Within the listing below, locate all lines containing the word "consent". Copy each one.

§ §

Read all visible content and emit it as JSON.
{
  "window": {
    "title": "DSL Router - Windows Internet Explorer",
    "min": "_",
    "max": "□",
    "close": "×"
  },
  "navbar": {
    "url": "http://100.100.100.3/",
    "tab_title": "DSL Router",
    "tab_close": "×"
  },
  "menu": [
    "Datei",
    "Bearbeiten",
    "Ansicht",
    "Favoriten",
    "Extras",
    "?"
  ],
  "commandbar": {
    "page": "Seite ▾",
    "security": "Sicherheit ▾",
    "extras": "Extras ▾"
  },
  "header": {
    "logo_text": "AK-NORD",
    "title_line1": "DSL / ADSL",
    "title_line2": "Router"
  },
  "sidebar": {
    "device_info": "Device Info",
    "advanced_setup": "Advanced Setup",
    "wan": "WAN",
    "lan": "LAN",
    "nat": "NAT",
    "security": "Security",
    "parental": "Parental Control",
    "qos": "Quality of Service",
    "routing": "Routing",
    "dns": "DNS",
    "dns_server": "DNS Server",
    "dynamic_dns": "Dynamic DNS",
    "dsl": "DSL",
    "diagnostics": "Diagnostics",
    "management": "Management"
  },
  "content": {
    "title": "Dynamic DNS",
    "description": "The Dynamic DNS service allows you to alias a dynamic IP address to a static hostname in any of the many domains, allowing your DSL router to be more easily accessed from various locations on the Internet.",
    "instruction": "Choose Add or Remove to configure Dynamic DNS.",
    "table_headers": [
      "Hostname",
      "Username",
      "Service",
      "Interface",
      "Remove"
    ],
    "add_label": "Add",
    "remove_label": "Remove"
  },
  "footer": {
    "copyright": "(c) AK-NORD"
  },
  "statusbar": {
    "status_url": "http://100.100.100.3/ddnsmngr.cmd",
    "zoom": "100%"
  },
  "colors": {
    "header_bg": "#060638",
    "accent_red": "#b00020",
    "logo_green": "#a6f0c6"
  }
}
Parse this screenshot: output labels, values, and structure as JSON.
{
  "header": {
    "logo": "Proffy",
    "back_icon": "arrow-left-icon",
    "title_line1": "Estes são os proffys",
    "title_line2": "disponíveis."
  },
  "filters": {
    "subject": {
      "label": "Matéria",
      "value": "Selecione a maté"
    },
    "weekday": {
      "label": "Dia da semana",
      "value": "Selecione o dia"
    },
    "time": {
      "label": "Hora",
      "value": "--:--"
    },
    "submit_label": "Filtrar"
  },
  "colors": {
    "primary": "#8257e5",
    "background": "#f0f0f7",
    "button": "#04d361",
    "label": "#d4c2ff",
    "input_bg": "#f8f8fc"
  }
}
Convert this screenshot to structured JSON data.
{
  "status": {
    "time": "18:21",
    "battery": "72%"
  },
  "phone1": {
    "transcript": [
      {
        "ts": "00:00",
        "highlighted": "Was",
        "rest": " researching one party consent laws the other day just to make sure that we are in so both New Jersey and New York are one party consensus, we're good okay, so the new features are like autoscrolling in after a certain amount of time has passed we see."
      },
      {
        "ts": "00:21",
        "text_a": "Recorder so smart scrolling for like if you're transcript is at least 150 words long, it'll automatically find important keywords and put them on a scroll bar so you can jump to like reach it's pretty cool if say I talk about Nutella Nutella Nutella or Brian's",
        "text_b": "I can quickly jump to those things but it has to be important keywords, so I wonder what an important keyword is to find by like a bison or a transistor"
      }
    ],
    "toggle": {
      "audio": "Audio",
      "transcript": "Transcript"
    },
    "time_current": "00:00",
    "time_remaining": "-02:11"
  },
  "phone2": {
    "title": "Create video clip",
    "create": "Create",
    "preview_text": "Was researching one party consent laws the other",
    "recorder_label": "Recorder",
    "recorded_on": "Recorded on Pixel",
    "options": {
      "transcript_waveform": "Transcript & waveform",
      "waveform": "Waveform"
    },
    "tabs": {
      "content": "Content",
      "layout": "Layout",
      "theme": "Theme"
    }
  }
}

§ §

SOLVED PROBLEM =
        "rest": " researching one party consent laws the other day just to make sure that we are in so both New Jersey and New York are one party consensus, we're good okay, so the new features are like autoscrolling in after a certain amount of time has passed we see."
    "preview_text": "Was researching one party consent laws the other",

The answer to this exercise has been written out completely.